I am a Civil Air Patrol Cadet Technical Sergeant, and though I have my whole life ahead of me, I will never go on an orientation flight, or earn a flight scholarship. I will never participate in the International Air Cadet Exchange, or National Blue Beret, or participate on a CyberPatriot team. I probably won’t achieve all of the Cadet Program’s milestone awards, like the Eaker and the Spaatz. Why not? Because I am already eighteen years old, and the CAP cadet program ends at age 21.
If you are an older cadet who joined your program at sixteen or seventeen, rest assured that you are not alone.

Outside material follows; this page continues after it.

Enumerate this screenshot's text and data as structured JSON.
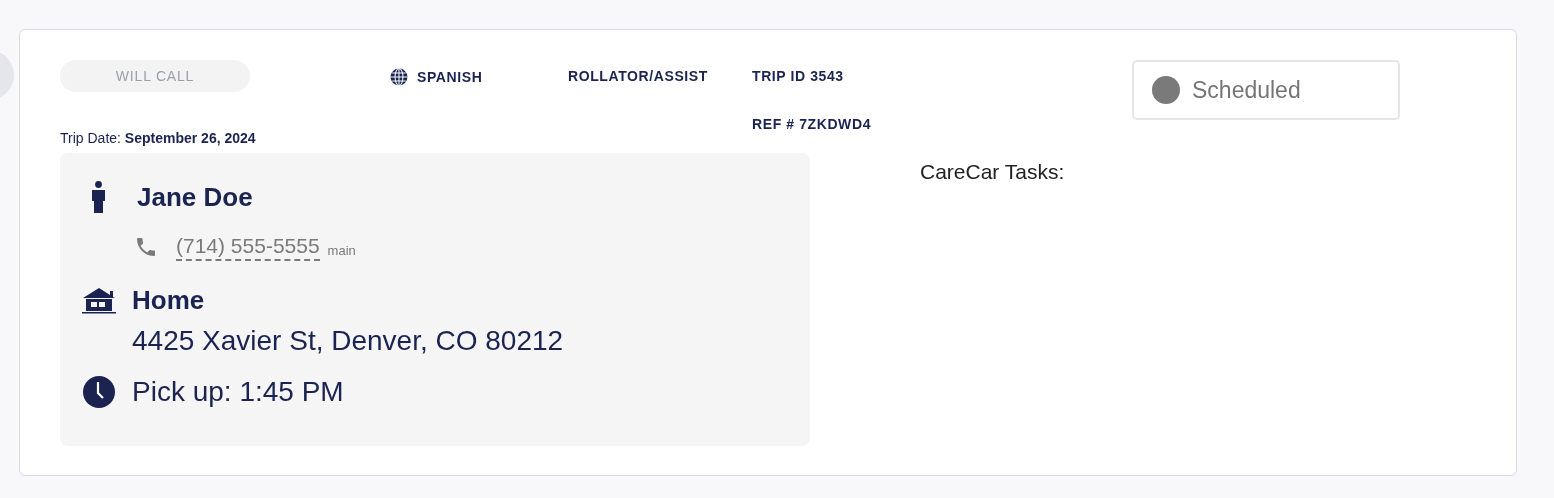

Here are some tips from a cadet in the same boat.
1. Don’t let yourself be devoured by regret.
It’s easy to fall into this trap. When you see much younger cadets at your same level in the program, you realize how many more opportunities and how much more time they have. Don’t let yourself wallow in grief, and don’t blame your friends or parents for not introducing you to the joys of being a cadet sooner. It only makes you miserable, and that doesn’t do you any good. A better way to look at it is by asking yourself, “How can I use the time I have wisely and honorably?” You won’t get anywhere with your remaining time if you don’t have the right attitude.

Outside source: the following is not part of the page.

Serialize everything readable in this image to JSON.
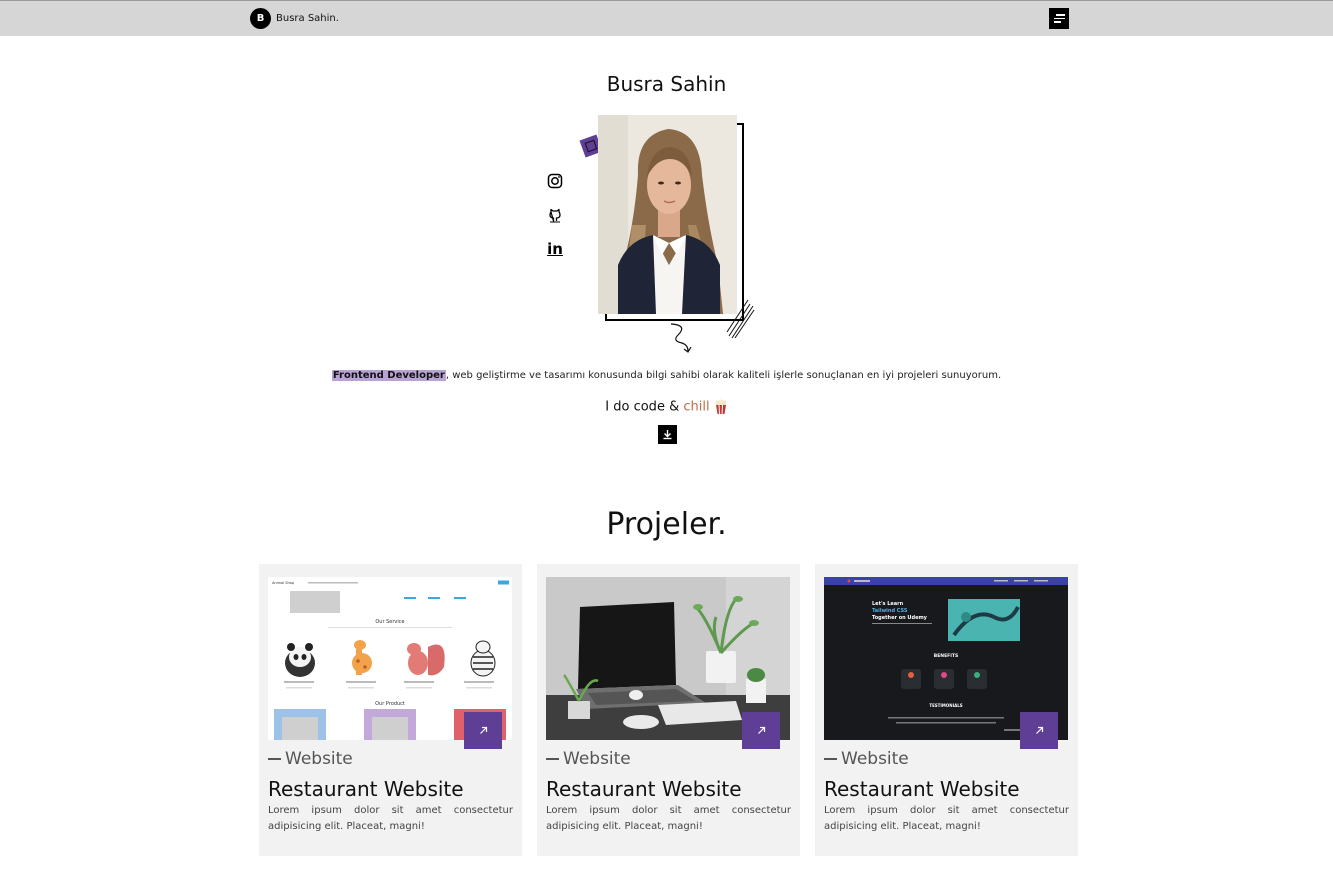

2. Live life to the fullest before you age out of the cadet program (and join the dark side).
If you want to get the most out of what time you have as a cadet, whether you are limited by your rapidly-approaching twenty-first birthday, or going off to college in some far-flung place where the nearest unit is forty miles away, then get busy. Work on those promotions. You may not have to fit it all within the absolute minimum time-in-rank, and you certainly shouldn’t kick and claw your way to success at the expense of those around you, but don’t be lazy. Go to every squadron event possible. Try to attend a summer encampment, even if you think you will never need it for promotion. Go to every SAREX you can, and politely (but proactively) hound the officers in charge of signing off qualifications. A career does not have to be long to be illustrious.
3. Realize that more is required of you.
As a sixteen- or seventeen-year-old cadet, you will quickly discover one thing: rank is very powerful. You will naturally feel more comfortable mingling with cadets closer to your own age, even if they are cadet officers. This is normal, but it can be dangerous to your professionalism. At the same time, it’s tempting to say, “Well, I’m an airman – I don’t have to be as dignified and mature as Lt Mitchell.” No! If you are 17, and Lt Mitchell is 17, then you should both be serving as models of the Core Values and behavior in the uniform to the younger cadets, even if one of you is wearing stripes and the other is wearing pips.
I hope that this article has helped some of you out there. When I joined CAP, I felt big, old, and foolish, and I didn’t think there was much the cadet leaders could teach me. I had to learn on-the-fly, but my short cadet career is proving to be one of the best decisions of my life. I hope that you also are making the most of your cadet years. Remember, you are only limited by yourself, not your time in uniform.